14 Jan 2015

Air NZ Flight NZ974 lands in Tonga

8:37 pm on 14 January 2015

Air New Zealand Flight NZ974 from Auckland has just landed in Tonga after an earlier flight today had to turn back, the company says.

Hunga Ha'apai

A satellite image of the Hunga Ha'apai volcano. Photo: NASA

It follows days of disruption to international and domestic flights caused by ash from the Hunga-Ha'apai offshore volcano.

Tonga volcano

Hunga-Ha'apai Photo: Supplied

The ash cloud has stranded hundreds of holiday-makers, and some of the backlog of cargo is starting to spoil.

Viliami Ma'ake, the chief executive of Tonga's airport, said cargo like fish had not been able to be sent overseas.

But he said the ash cloud was not affecting high-flying aircraft passing above Tonga on their way to other countries.

Virgin Australia also managed to land a plane from Sydney in the capital Nuku'alofa this afternoon and has also managed to return from there to Auckland.

Immigration New Zealand said it had managed to meet and assess all of the passengers stranded at Auckland Airport while trying to make it to Tonga.

About 24 passengers were effectively stuck in transit today after being on the earlier flight that had to turn back because of ash from Hunga-Ha'apai.

Where possible, passengers were allowed entry back into New Zealand.

An Immigration New Zealand spokesperson said some of the stranded passengers left on the Air New Zealand flight that has just landed in Nuku'alofa.

Flight NZ974 is the first Air New Zealand flight that has been able to land in Tonga since the latest volcanic disruption forced flights to be cancelled.

Facts about the Hunga Ha'apai volcano

  • It is an ocean volcano that is about 62km from the main island, Tongatapu
  • It has regularly been erupting for decades
  • The volcano last erupted in 2009, forming an island
  • Just after Christmas last year, it resumed activity and GNS said it appeared to be forming a larger island at present

Why ash is a danger for air travel
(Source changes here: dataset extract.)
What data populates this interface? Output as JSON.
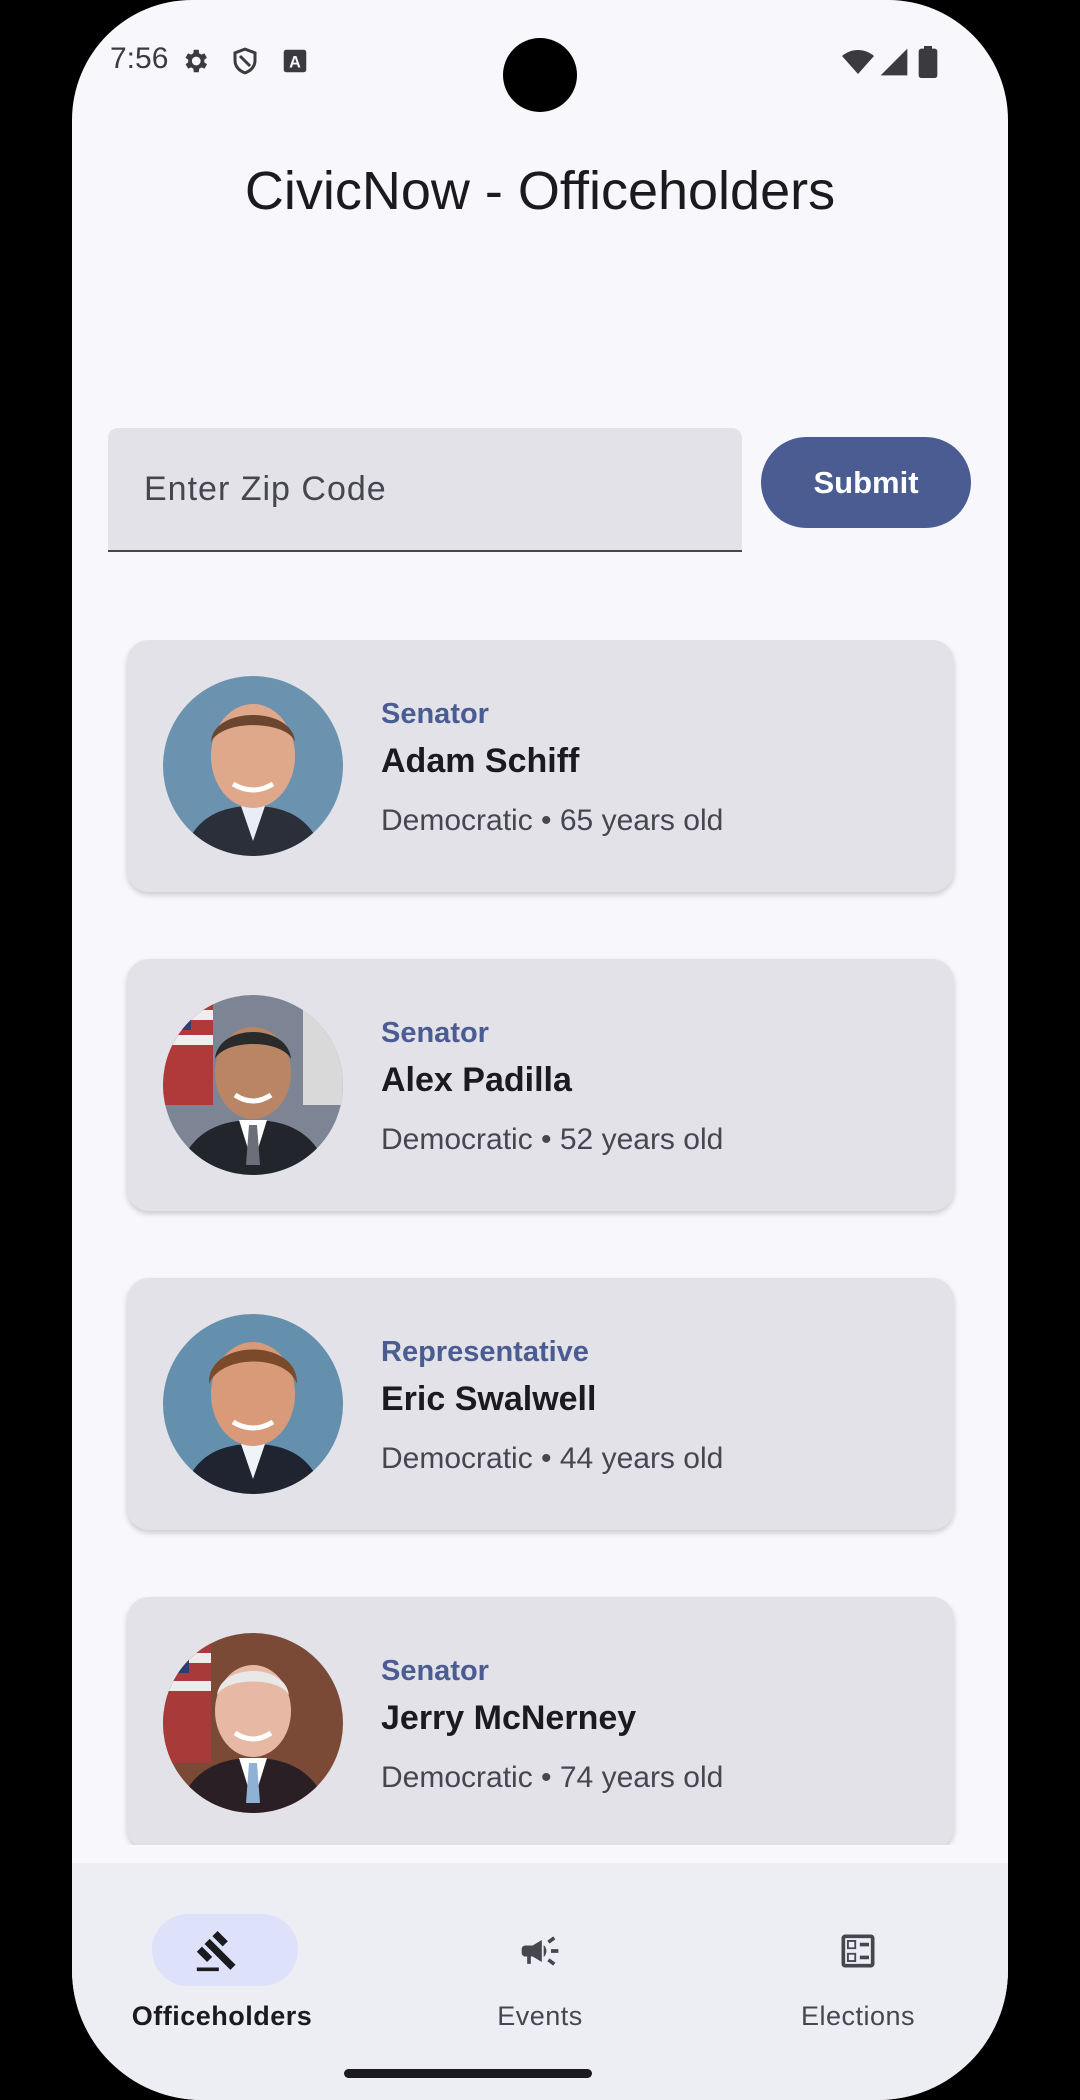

  • Volcanic ash melts inside a hot engine
  • Ash also conducts electricity when it is wet so there is a possibility of shorting out electronics
  • A build-up of ash in the engine can cause it to stall and shutdown

- Science Media Centre